Having thoroughly enjoyed the 2nd RSC-SCI Symposium on Kinase Inhibitor Design two years ago, I was excited about attending this year’s conference at AstraZeneca. My PhD project explores how point mutations confer drug resistance in BCR-Abl and the talks given at the Protein Kinase symposiums are always very relevant to my research.
The quality of the presentations over the two days was exceptional and I really enjoyed talking to other researchers during the poster session and discussing their work. Similarly it was fantastic to get some feedback on my poster and see peoples interest in my project.
I learnt so much over the two days it would be impossible to list, but the talks I enjoyed the most would have to be 'Design, synthesis and evaluation of VX-322, a novel FLT-3 inhibitor for the treatment of AML' by Robert Davies of Vertex and 'Solution conformations of and dynamics of ABL kinase-inhibitor complexes determined by NMR' by Wolfgang Jahnke of Novartis. The first fascinated me as although I’ve studied Chronic Myelogenous Leukaemia (CML) I have not looked at how AML is caused. The talk by Wolfgang Jahnke was excellent as not only did he demonstrate a very elegant use of NMR but also described in detail how the myristoyl group in Abl is responsible for autoinhibition, something I’ve been looking at very recently.
I was pleased that the talks were not limited to cancer therapeutics but included the use of kinase inhibitors for other diseases such as diabetes, as it easy to forget that kinases are relevant in various medical problems and not just oncology.

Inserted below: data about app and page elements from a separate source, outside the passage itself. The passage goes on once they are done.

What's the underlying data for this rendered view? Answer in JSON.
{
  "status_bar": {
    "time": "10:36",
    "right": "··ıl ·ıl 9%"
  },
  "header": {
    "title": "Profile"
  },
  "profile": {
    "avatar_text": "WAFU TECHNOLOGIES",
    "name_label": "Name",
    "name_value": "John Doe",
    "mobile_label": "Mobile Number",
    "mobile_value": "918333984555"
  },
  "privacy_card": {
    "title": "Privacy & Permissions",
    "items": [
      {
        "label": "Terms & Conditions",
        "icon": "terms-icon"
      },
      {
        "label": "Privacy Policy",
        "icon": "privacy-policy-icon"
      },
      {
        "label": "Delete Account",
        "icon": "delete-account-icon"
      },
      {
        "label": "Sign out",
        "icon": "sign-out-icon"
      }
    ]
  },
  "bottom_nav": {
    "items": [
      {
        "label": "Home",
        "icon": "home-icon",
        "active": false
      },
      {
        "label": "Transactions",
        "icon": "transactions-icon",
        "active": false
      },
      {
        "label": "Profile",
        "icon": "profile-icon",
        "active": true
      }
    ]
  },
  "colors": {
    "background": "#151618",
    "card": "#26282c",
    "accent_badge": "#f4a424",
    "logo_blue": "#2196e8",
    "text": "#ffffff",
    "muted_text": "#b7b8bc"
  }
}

I’d like to thank SCI for giving me the opportunity to attend Protein Kinase 2009 and look forward to the next symposium.
University of Southampton